After he was given a chance as a student with mediocre test scores to attend the Beasley School of Law by famed president and then-Dean Peter Liacouras, Trustee Nelson Diaz said he uses his example to try to keep the board he serves looking past the numbers.
Diaz arrived at Temple’s law school in 1969. After growing up in public housing in Harlem, N.Y., he spent his graduate years sharing a house with a couple in Camden, N.J.
Diaz’s had a career as a lawyer and general counsel for the Department of Housing and Urban Development under the Clinton Administration before spending nearly two decades on Temple’s Board of Trustees.
Diaz said at the time he was studying law, the dean flunked two-thirds of the students each year. Diaz bargained for the school to work better for lower-income students for whom Temple was their only choice.
“That’s why we became state-related in the first place,” Diaz said. “Temple isn’t Harvard. It’s for working-class kids who scrapped hard to overcome past issues, whether they be poverty, race or sexual issues.”
Diaz said he lobbies constantly to keep Temple from diverging from its mission to provide affordable education to those with fewer opportunities.
“No other institution has the impact on this city,” Diaz said.
Diaz highlighted his past as making him a unique figure on the board, and one who is prone to have differing views in a body known for its solidarity. When it comes to the board’s activities, Diaz said it is “politics with a capital ‘p.’”

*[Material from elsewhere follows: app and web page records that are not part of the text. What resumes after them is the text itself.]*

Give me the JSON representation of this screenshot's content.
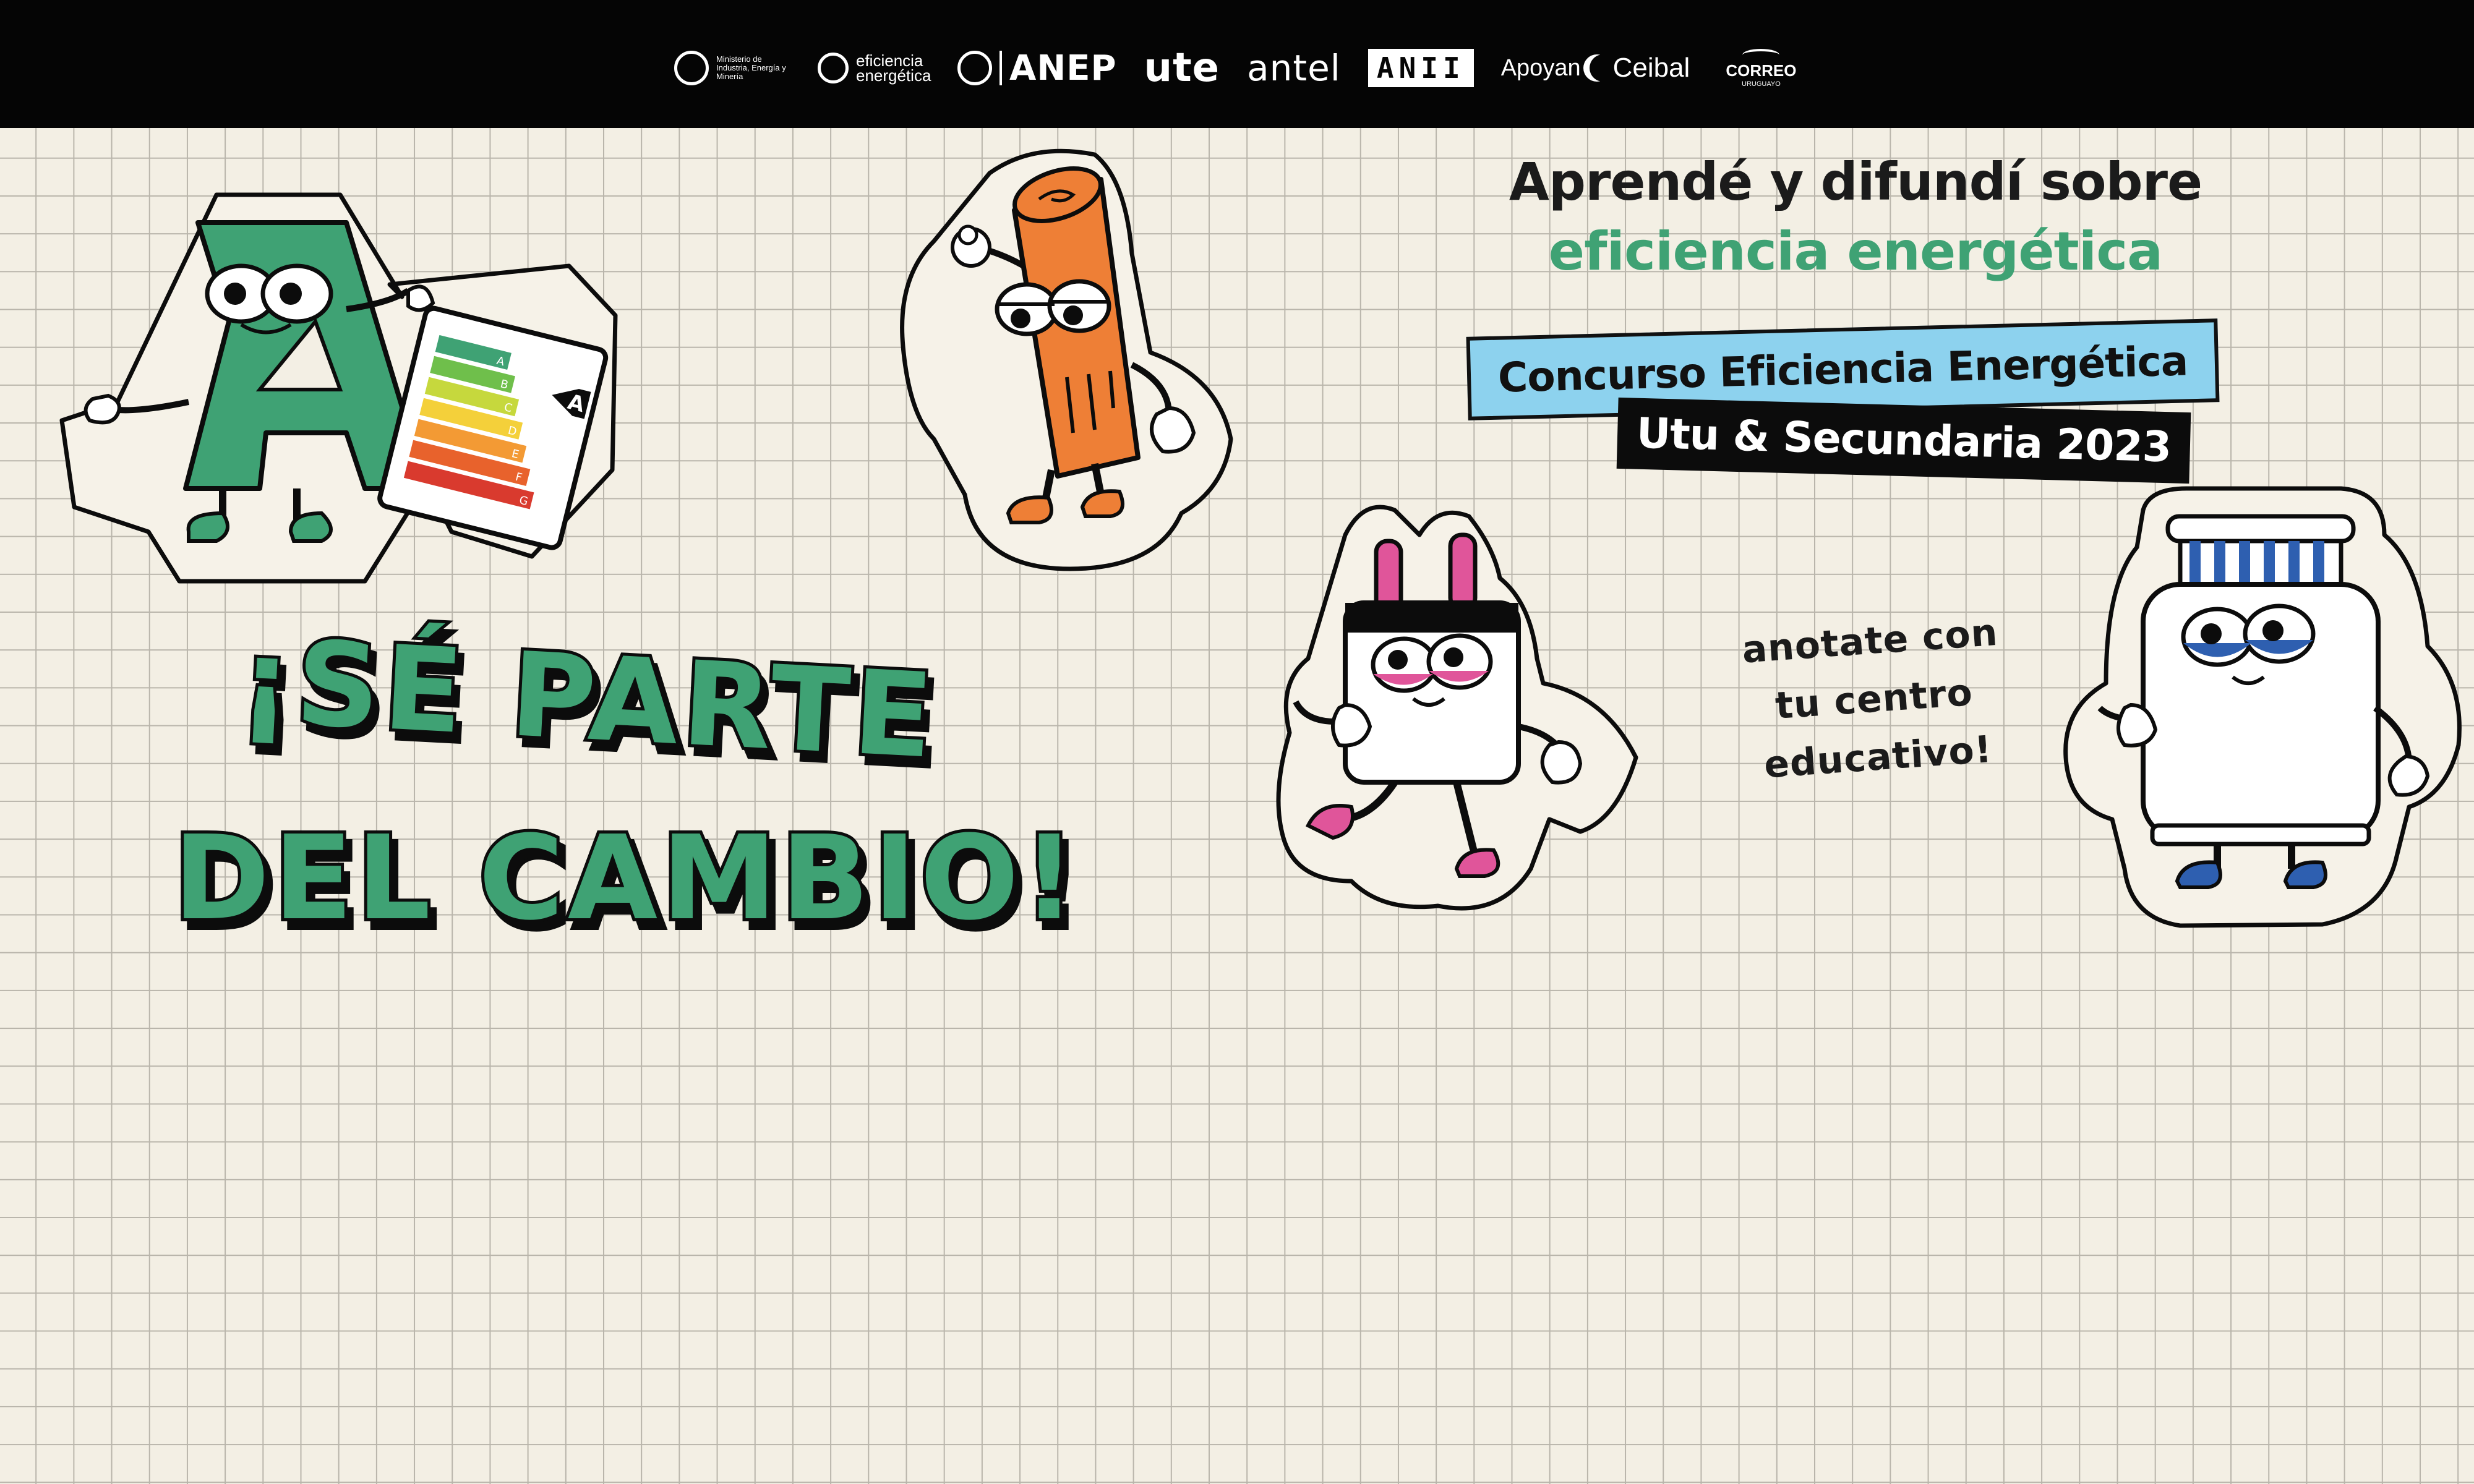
{
  "logos": {
    "ministry": "Ministerio de Industria, Energía y Minería",
    "eficiencia": "eficiencia energética",
    "anep": "ANEP",
    "ute": "ute",
    "antel": "antel",
    "anii": "ANII",
    "apoyan": "Apoyan",
    "ceibal": "Ceibal",
    "correo": "CORREO",
    "correo_sub": "URUGUAYO"
  },
  "headline": {
    "line1": "Aprendé y difundí sobre",
    "line2": "eficiencia energética"
  },
  "contest": {
    "title": "Concurso Eficiencia Energética",
    "subtitle": "Utu & Secundaria 2023"
  },
  "note": {
    "line1": "anotate con",
    "line2": "tu centro",
    "line3": "educativo!"
  },
  "slogan": {
    "line1": "¡SÉ PARTE",
    "line2": "DEL CAMBIO!"
  },
  "label": {
    "letters": [
      "A",
      "B",
      "C",
      "D",
      "E",
      "F",
      "G"
    ],
    "rating": "A"
  },
  "colors": {
    "green": "#3fa274",
    "orange": "#ee7f36",
    "pink": "#e0559a",
    "blue": "#2e5fb0",
    "cyan": "#8dd2ee",
    "cream": "#f3efe4",
    "black": "#0c0c0c"
  }
}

“I’m one of the few assertive guys on the board,” Diaz said. “Sometimes they rift with me because I push different agendas and make people feel uncomfortable. I’m always the activist on the board.”
One of the disagreements Diaz said he often has with other board members is Temple’s high standards of test scores for admission, which he said leads to missed opportunities to educate hardworking and smart students. Diaz said he believes Temple should give more chances to students who did not score highly on tests, as President Liacouras did for him.
“They’re all hung up on numbers instead of people,” Diaz said, adding that attitude runs contrary to the university’s founding mission.
“Russell Conwell wanted to find diamonds in the rough of North Philadelphia,” Diaz said. “We are delegating them to a community college. That’s where we miss the opportunity to get someone early on.”
“They’ll go back and empower their communities,” Diaz said. “They’ll say ‘Temple gave me a chance.’”
Temple’s most recent incoming class of freshmen have the highest average SAT scores and high school GPAs in recent years, according to statistics published at the university earlier this year.
Though he recognized Temple’s impact, Diaz said he is concerned with Philadelphia’s ability to keep graduates within the city after they leave school to find employment. Diaz said jobs in Philadelphia have not caught up with the high standards of college graduates.
“Because you are educated and qualified, we lose you,” Diaz said.
According to a 2013 report by The Pew Charitable Trusts, more than 157,000 Philadelphia residents commute to work outside of the city in surrounding suburbs.
Since his admission to the law school, Diaz said he has never left Temple. He said he will continue to speak for the community and for students, even if it means being a thorn in the side of his fellow trustees.
Joe Gilbride can be reached at email@example.com.